The Jesuit theologian distinguished three types of conversion: intellectual, moral and spiritual, or religious.
An intellectual conversion takes place when a person radically changes his or her way of looking at reality. For example, a person who is a Communist comes to believe in Christianity. In such a case, the person has gone from not believing that there is a God to believing that not only is there a God but God has become human.
In his Confessions, Augustine reports that at one time his vision of life was Manichean, a view of reality which taught that there was an evil principle equal to God. Eventually Augustine rejected that view and embraced Christian faith. That was an intellectual conversion. Augustine’s view of reality had changed radically from believing in an evil power equal to God to believing that there is one God who is supreme.
After he embraced the Christian view of reality, Augustine continued to sin seriously. Though he had changed his vision of reality, he had not changed the way he lived. Eventually, he did change the way that he lived and followed the moral teaching of the Church. That change was a moral conversion: Augustine not only believed but changed his conduct.

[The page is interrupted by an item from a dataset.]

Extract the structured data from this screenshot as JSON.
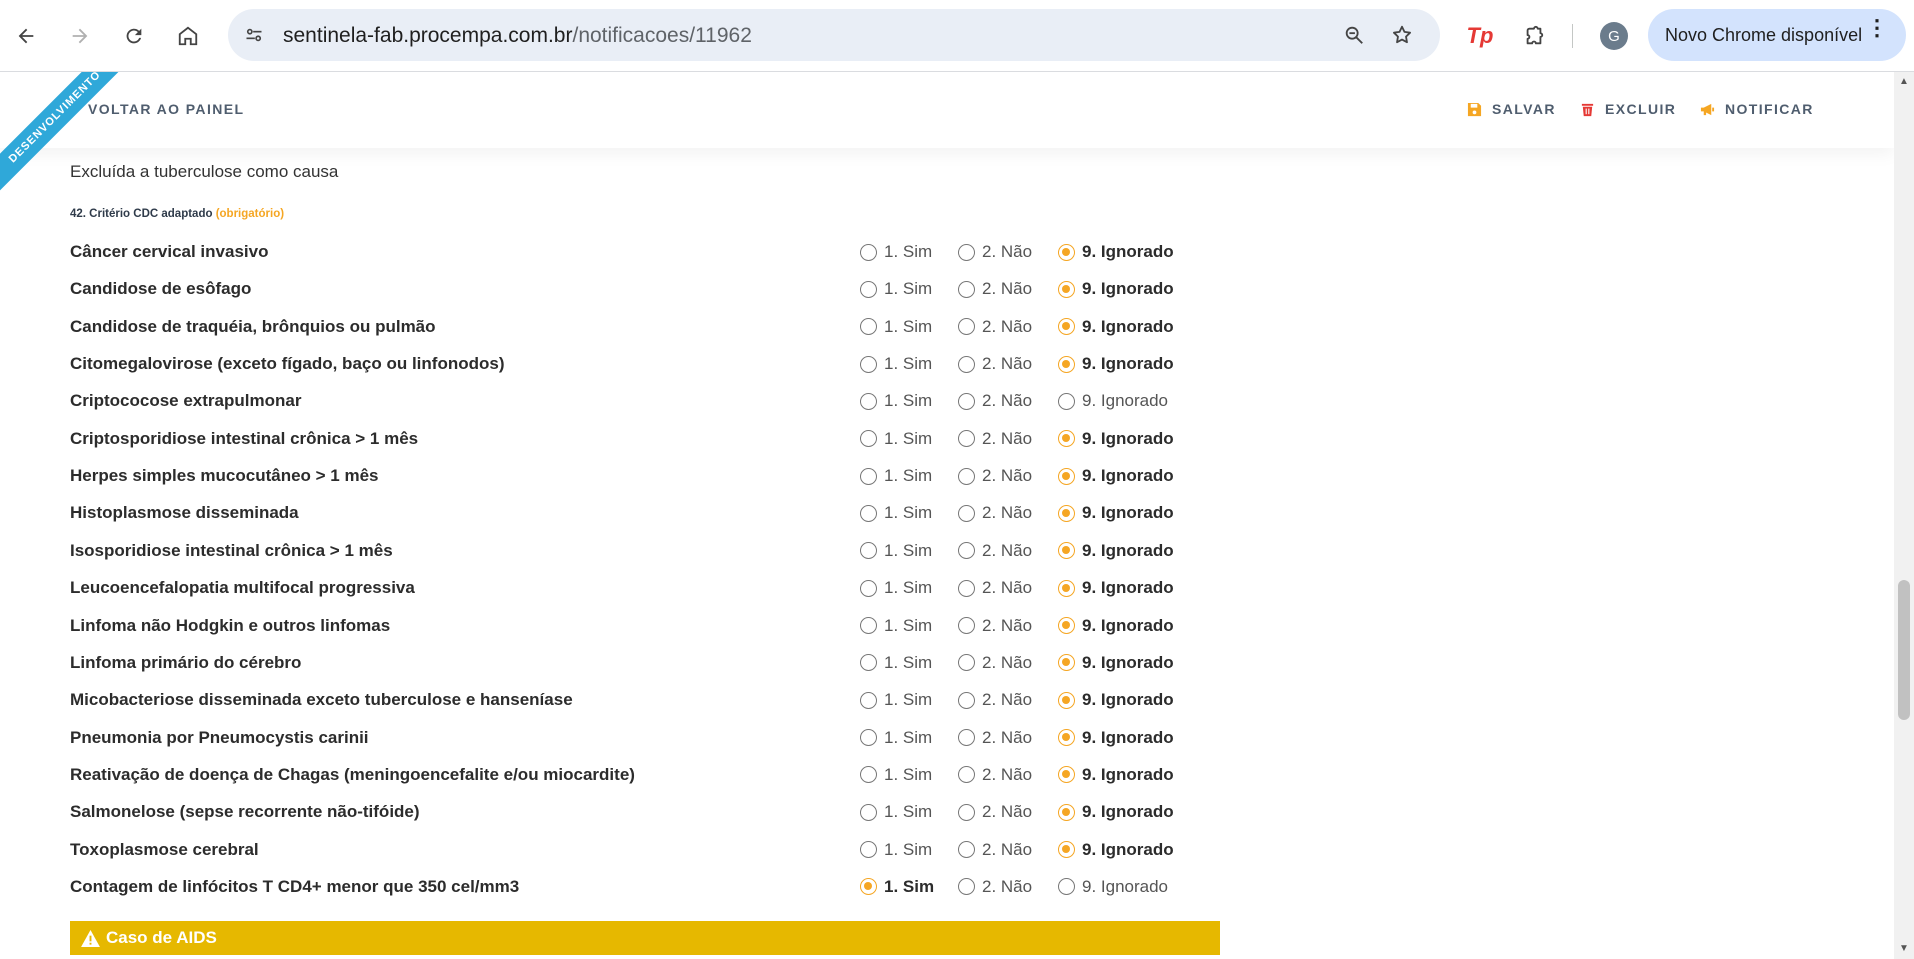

The third conversion is sometimes called a religious, or spiritual conversion. When Augustine underwent this third conversion, he was on his way to becoming one of the great saints of the Church. Father Lonergan wrote the following about religious, or spiritual conversion:
“Such transforming love has its occasions, its conditions, its causes. But once it comes and as long as it lasts, it takes over. One no longer is one’s own. Moreover, in the measure that this transformation is effective, development comes not merely from below upwards but more fundamentally from above downwards. There has begun a life in which the heart has reasons which reason does not know. There has been opened up a new world … It is such transforming love that enables Paul to say: ‘The life I now live is not my life, but the life which Christ lives in me’” (Gal 2:20).

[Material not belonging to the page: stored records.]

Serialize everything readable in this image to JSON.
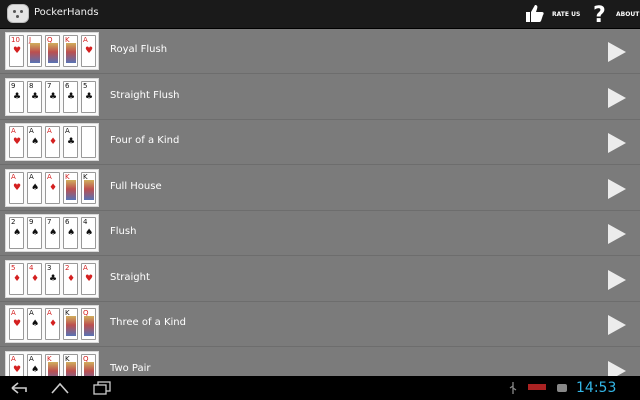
{
  "app": {
    "title": "PockerHands",
    "icon": "poker-cards-icon"
  },
  "actions": {
    "rate_label": "RATE US",
    "rate_icon": "thumbs-up-icon",
    "about_label": "ABOUT",
    "about_icon": "question-mark-icon"
  },
  "hands": [
    {
      "label": "Royal Flush",
      "cards": [
        [
          "10",
          "♥",
          "red"
        ],
        [
          "J",
          "♥",
          "red"
        ],
        [
          "Q",
          "♥",
          "red"
        ],
        [
          "K",
          "♥",
          "red"
        ],
        [
          "A",
          "♥",
          "red"
        ]
      ]
    },
    {
      "label": "Straight Flush",
      "cards": [
        [
          "9",
          "♣",
          "black"
        ],
        [
          "8",
          "♣",
          "black"
        ],
        [
          "7",
          "♣",
          "black"
        ],
        [
          "6",
          "♣",
          "black"
        ],
        [
          "5",
          "♣",
          "black"
        ]
      ]
    },
    {
      "label": "Four of a Kind",
      "cards": [
        [
          "A",
          "♥",
          "red"
        ],
        [
          "A",
          "♠",
          "black"
        ],
        [
          "A",
          "♦",
          "red"
        ],
        [
          "A",
          "♣",
          "black"
        ],
        [
          "",
          "",
          "black"
        ]
      ]
    },
    {
      "label": "Full House",
      "cards": [
        [
          "A",
          "♥",
          "red"
        ],
        [
          "A",
          "♠",
          "black"
        ],
        [
          "A",
          "♦",
          "red"
        ],
        [
          "K",
          "♥",
          "red"
        ],
        [
          "K",
          "♣",
          "black"
        ]
      ]
    },
    {
      "label": "Flush",
      "cards": [
        [
          "2",
          "♠",
          "black"
        ],
        [
          "9",
          "♠",
          "black"
        ],
        [
          "7",
          "♠",
          "black"
        ],
        [
          "6",
          "♠",
          "black"
        ],
        [
          "4",
          "♠",
          "black"
        ]
      ]
    },
    {
      "label": "Straight",
      "cards": [
        [
          "5",
          "♦",
          "red"
        ],
        [
          "4",
          "♦",
          "red"
        ],
        [
          "3",
          "♣",
          "black"
        ],
        [
          "2",
          "♦",
          "red"
        ],
        [
          "A",
          "♥",
          "red"
        ]
      ]
    },
    {
      "label": "Three of a Kind",
      "cards": [
        [
          "A",
          "♥",
          "red"
        ],
        [
          "A",
          "♠",
          "black"
        ],
        [
          "A",
          "♦",
          "red"
        ],
        [
          "K",
          "♣",
          "black"
        ],
        [
          "Q",
          "♦",
          "red"
        ]
      ]
    },
    {
      "label": "Two Pair",
      "cards": [
        [
          "A",
          "♥",
          "red"
        ],
        [
          "A",
          "♠",
          "black"
        ],
        [
          "K",
          "♥",
          "red"
        ],
        [
          "K",
          "♣",
          "black"
        ],
        [
          "Q",
          "♦",
          "red"
        ]
      ]
    }
  ],
  "row_button_icon": "play-arrow-icon",
  "system_bar": {
    "clock": "14:53",
    "nav_icons": [
      "back-icon",
      "home-icon",
      "recent-apps-icon"
    ],
    "status_icons": [
      "usb-icon",
      "notification-icon",
      "battery-icon"
    ]
  }
}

Can someone have an intellectual conversion and not have it accompanied by a moral conversion? I think this can happen. In fact, it seems to have been Augustine’s situation at least for a time. But can a person have a moral conversion without an intellectual conversion? I think this also can happen. Someone might change his or her way of living but retain the same outlook that he or she had while committing serious sins. An example I am thinking of is a fundamentalist who believes in the completely literal interpretation of sacred Scripture. I think such a person might undergo a moral conversion without undergoing an intellectual conversion.
Can a person undergo a religious conversion without undergoing either an intellectual or a moral conversion? My opinion is that someone who has a religious conversion might not have an intellectual conversion, but it seems a moral conversion would necessarily accompany a religious, or spiritual conversion. Of course, the ideal would be that all three types of conversion take place.
It seems to me that followers of Christ are called to undergo ongoing conversions. What I mean is that Christians are called to enter more deeply into the meaning of Christian faith. They’re also called to avoid sin and most importantly to fall more deeply in love with God.
I see an ongoing conversion not so much as a radical change but rather as an intensifying and deepening of a person’s life. A person’s conscience might be broadened, union with the Risen Lord might become more intimate and the person might become more receptive to the presence of the Holy Spirit.
Father Robert Lauder, a priest of the Diocese of Brooklyn and philosophy professor at St. John’s University, Jamaica, writes a weekly column for the Catholic Press.